I had mixed feelings about books 2 & 3 which was why I put this one off, thinking it would be more of the same. So it was a pleasant surprise to find Heaven's River to be a pretty enjoyable adventure that takes a hard lean into some pretty complicated sci-fi while remaining light and accessible. A lot of the story takes place on an alien world with a unique species and culture, while going back and forth between tying up old threads and focusing on an emergent threat of a real divide within the Bobs. I mean, The Bob is pretty much a weird god at this point, just one that makes awful jokes and constantly pats himself on the back for his nerd knowledge. It's overlong, but there's a solid effort to progress the series and take itself seriously as science fiction.
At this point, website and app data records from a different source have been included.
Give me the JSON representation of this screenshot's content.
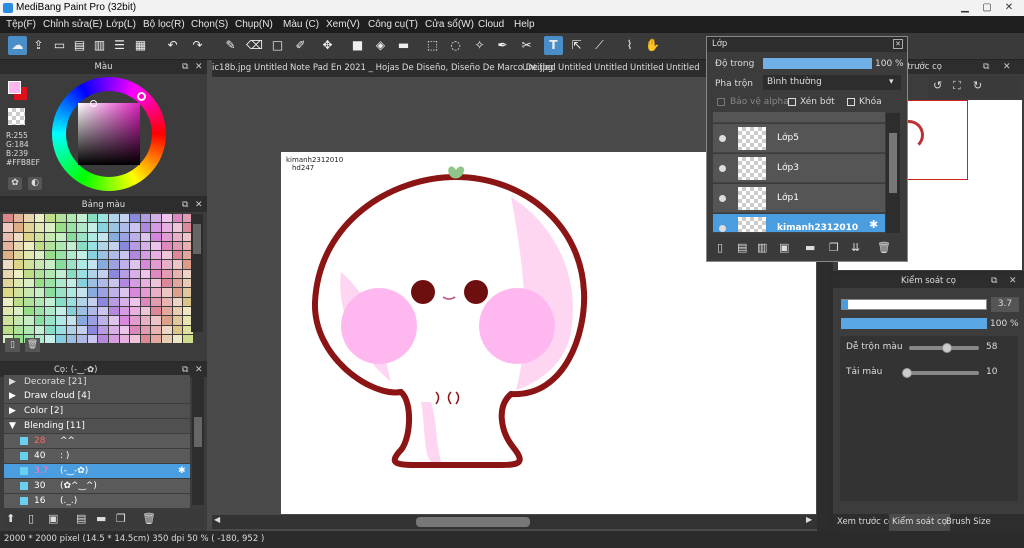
{
  "window": {
    "title": "MediBang Paint Pro (32bit)"
  },
  "menu": [
    "Tệp(F)",
    "Chỉnh sửa(E)",
    "Lớp(L)",
    "Bộ lọc(R)",
    "Chọn(S)",
    "Chụp(N)",
    "Màu (C)",
    "Xem(V)",
    "Công cụ(T)",
    "Cửa sổ(W)",
    "Cloud",
    "Help"
  ],
  "color_panel": {
    "title": "Màu",
    "r": "R:255",
    "g": "G:184",
    "b": "B:239",
    "hex": "#FFB8EF",
    "primary_color": "#ffb8ef",
    "secondary_color": "#e0101a"
  },
  "palette_panel": {
    "title": "Bảng màu"
  },
  "brush_panel": {
    "title": "Cọ: (-‿-✿)",
    "groups": [
      {
        "label": "Decorate [21]",
        "open": false
      },
      {
        "label": "Draw cloud [4]",
        "open": false
      },
      {
        "label": "Color [2]",
        "open": false
      },
      {
        "label": "Blending [11]",
        "open": true
      }
    ],
    "items": [
      {
        "size": "28",
        "name": "^^",
        "size_color": "#ff6a6a"
      },
      {
        "size": "40",
        "name": ": )",
        "size_color": "#ffffff"
      },
      {
        "size": "3.7",
        "name": "(-‿-✿)",
        "size_color": "#ff7ab6",
        "selected": true
      },
      {
        "size": "30",
        "name": "(✿^‿^)",
        "size_color": "#ffffff"
      },
      {
        "size": "16",
        "name": "(._.)",
        "size_color": "#ffffff"
      }
    ]
  },
  "tabs": [
    "ic18b.jpg",
    "Untitled",
    "Note Pad En 2021 _ Hojas De Diseño, Diseño De Marco De.jpg",
    "Untitled",
    "Untitled",
    "Untitled",
    "Untitled",
    "Untitled"
  ],
  "canvas": {
    "watermark_line1": "kimanh2312010",
    "watermark_line2": "hd247"
  },
  "layer_panel": {
    "title": "Lớp",
    "opacity_label": "Độ trong",
    "opacity_value": "100 %",
    "blend_label": "Pha trộn",
    "blend_value": "Bình thường",
    "protect_alpha": "Bảo vệ alpha",
    "clipping": "Xén bớt",
    "lock": "Khóa",
    "layers": [
      {
        "name": "Lớp5",
        "selected": false
      },
      {
        "name": "Lớp3",
        "selected": false
      },
      {
        "name": "Lớp1",
        "selected": false
      },
      {
        "name": "kimanh2312010",
        "selected": true
      }
    ]
  },
  "navigator": {
    "title": "Xem trước cọ"
  },
  "brush_control": {
    "title": "Kiểm soát cọ",
    "size_value": "3.7",
    "opacity_value": "100 %",
    "blend_label": "Dễ trộn màu",
    "blend_value": "58",
    "reload_label": "Tải màu",
    "reload_value": "10"
  },
  "bottom_tabs": [
    "Xem trước cọ",
    "Kiểm soát cọ",
    "Brush Size"
  ],
  "status": {
    "text": "2000 * 2000 pixel   (14.5 * 14.5cm)   350 dpi   50 %   ( -180, 952 )"
  }
}
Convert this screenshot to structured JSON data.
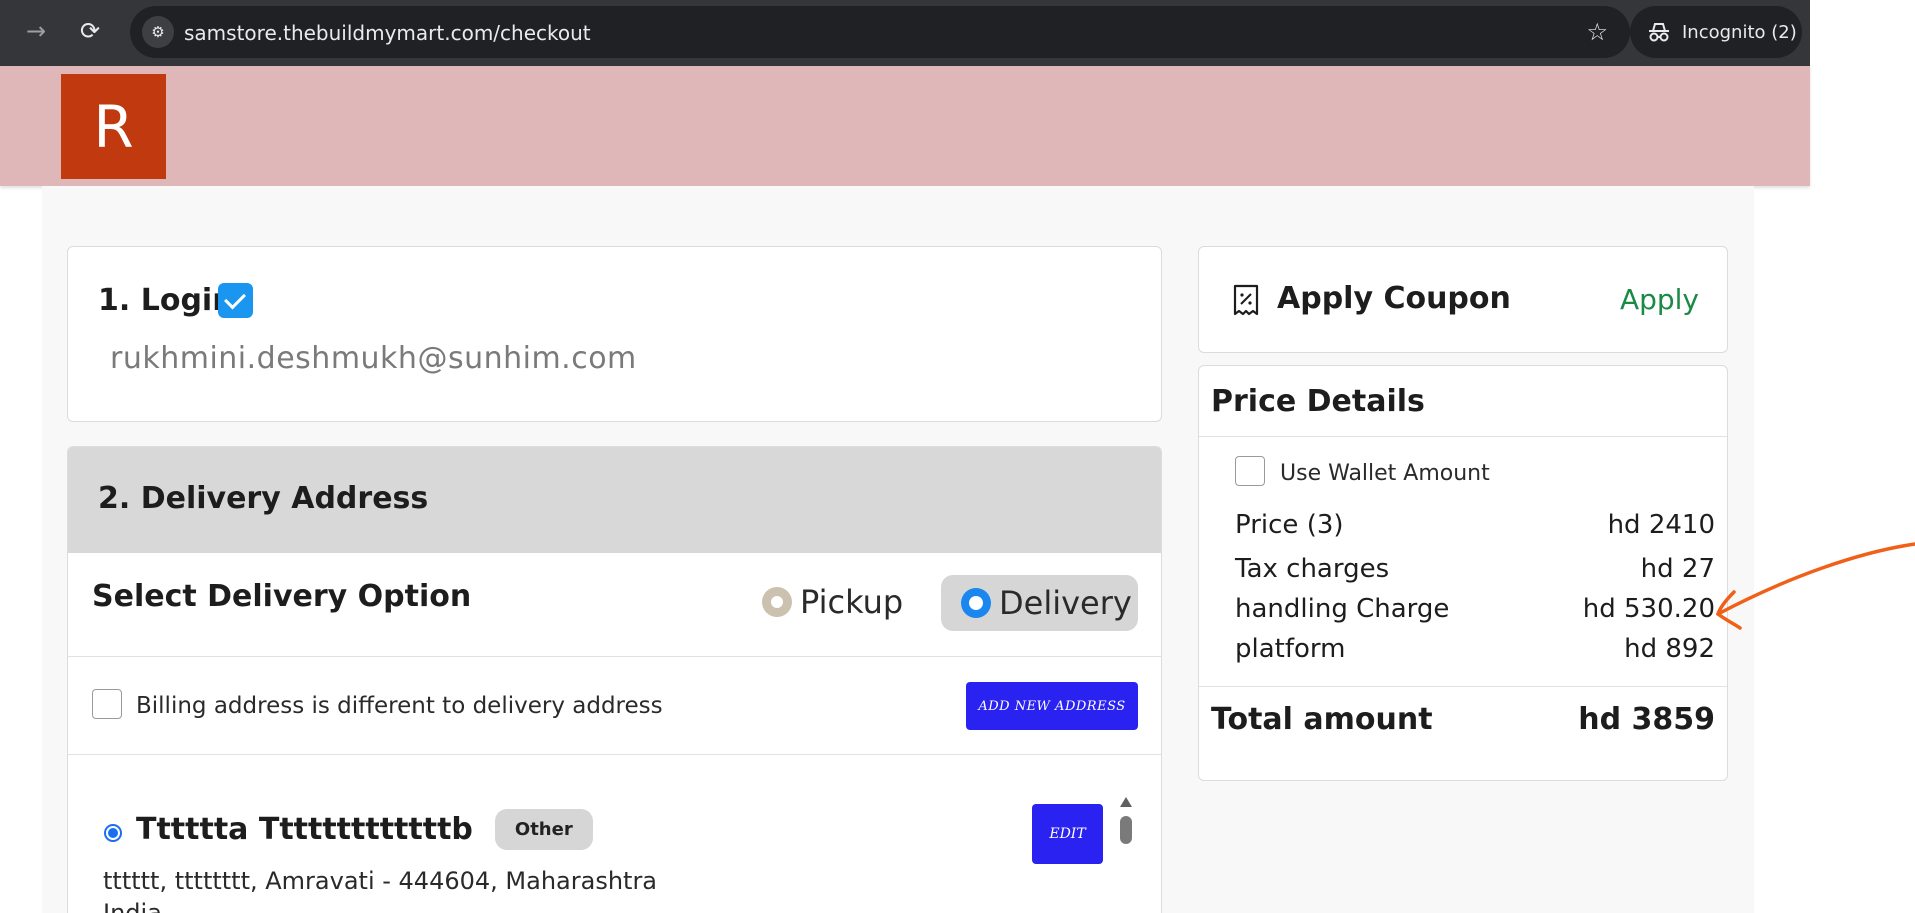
{
  "browser": {
    "url": "samstore.thebuildmymart.com/checkout",
    "incognito_label": "Incognito (2)",
    "forward_icon": "→",
    "reload_icon": "⟳",
    "site_info_icon": "⚙",
    "star_icon": "☆"
  },
  "header": {
    "logo_letter": "R",
    "logo_color": "#c0390f",
    "background_color": "#e0b7b8"
  },
  "login": {
    "title": "1. Login",
    "checked": true,
    "email": "rukhmini.deshmukh@sunhim.com"
  },
  "delivery": {
    "title": "2. Delivery Address",
    "option_label": "Select Delivery Option",
    "options": [
      {
        "label": "Pickup",
        "selected": false
      },
      {
        "label": "Delivery",
        "selected": true
      }
    ],
    "billing_different_label": "Billing address is different to delivery address",
    "billing_different_checked": false,
    "add_new_address_label": "ADD NEW ADDRESS",
    "address": {
      "name": "Tttttta Tttttttttttttb",
      "tag": "Other",
      "line": "tttttt, tttttttt, Amravati - 444604, Maharashtra",
      "country": "India",
      "selected": true,
      "edit_label": "EDIT"
    }
  },
  "coupon": {
    "title": "Apply Coupon",
    "apply_label": "Apply",
    "apply_color": "#1a8a45"
  },
  "price_details": {
    "title": "Price Details",
    "wallet_label": "Use Wallet Amount",
    "wallet_checked": false,
    "rows": [
      {
        "label": "Price (3)",
        "value": "hd 2410"
      },
      {
        "label": "Tax charges",
        "value": "hd 27"
      },
      {
        "label": "handling Charge",
        "value": "hd 530.20"
      },
      {
        "label": "platform",
        "value": "hd 892"
      }
    ],
    "total_label": "Total amount",
    "total_value": "hd 3859"
  },
  "annotation": {
    "color": "#f06018",
    "points_to": "handling Charge"
  }
}
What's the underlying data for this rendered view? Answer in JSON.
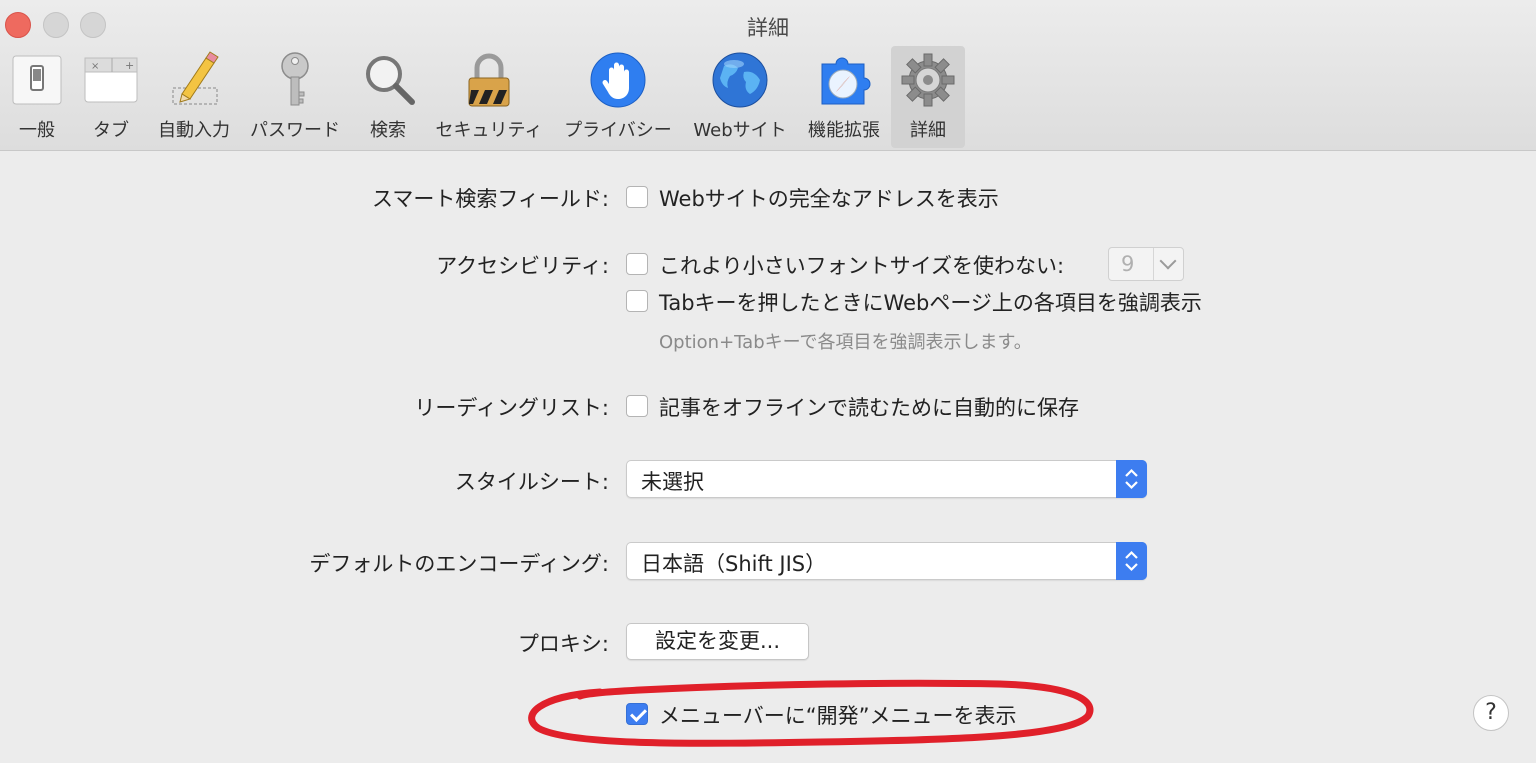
{
  "window": {
    "title": "詳細"
  },
  "toolbar": {
    "items": [
      {
        "label": "一般",
        "icon": "switch-icon"
      },
      {
        "label": "タブ",
        "icon": "tabs-icon"
      },
      {
        "label": "自動入力",
        "icon": "pencil-icon"
      },
      {
        "label": "パスワード",
        "icon": "key-icon"
      },
      {
        "label": "検索",
        "icon": "magnifier-icon"
      },
      {
        "label": "セキュリティ",
        "icon": "padlock-icon"
      },
      {
        "label": "プライバシー",
        "icon": "hand-icon"
      },
      {
        "label": "Webサイト",
        "icon": "globe-icon"
      },
      {
        "label": "機能拡張",
        "icon": "puzzle-compass-icon"
      },
      {
        "label": "詳細",
        "icon": "gear-icon",
        "selected": true
      }
    ]
  },
  "settings": {
    "smart_search": {
      "label": "スマート検索フィールド:",
      "option": "Webサイトの完全なアドレスを表示",
      "checked": false
    },
    "accessibility": {
      "label": "アクセシビリティ:",
      "option_font": "これより小さいフォントサイズを使わない:",
      "font_checked": false,
      "font_size": "9",
      "option_tab": "Tabキーを押したときにWebページ上の各項目を強調表示",
      "tab_checked": false,
      "tab_note": "Option+Tabキーで各項目を強調表示します。"
    },
    "reading_list": {
      "label": "リーディングリスト:",
      "option": "記事をオフラインで読むために自動的に保存",
      "checked": false
    },
    "style_sheet": {
      "label": "スタイルシート:",
      "value": "未選択"
    },
    "encoding": {
      "label": "デフォルトのエンコーディング:",
      "value": "日本語（Shift JIS）"
    },
    "proxy": {
      "label": "プロキシ:",
      "button": "設定を変更..."
    },
    "develop_menu": {
      "option": "メニューバーに“開発”メニューを表示",
      "checked": true
    }
  },
  "help": {
    "label": "?"
  },
  "colors": {
    "accent": "#3d7df0",
    "annotation": "#e0202a",
    "background": "#ececec"
  }
}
Definitely a weak return to the Bobiverse, a series of updates to different story lines strung together with a so-so adventure. I always feel the more human like a sci-fi alien species, the lazier the writer was. Never tempted to quit listening to it (audiobook), but it was nothing more than entertainment.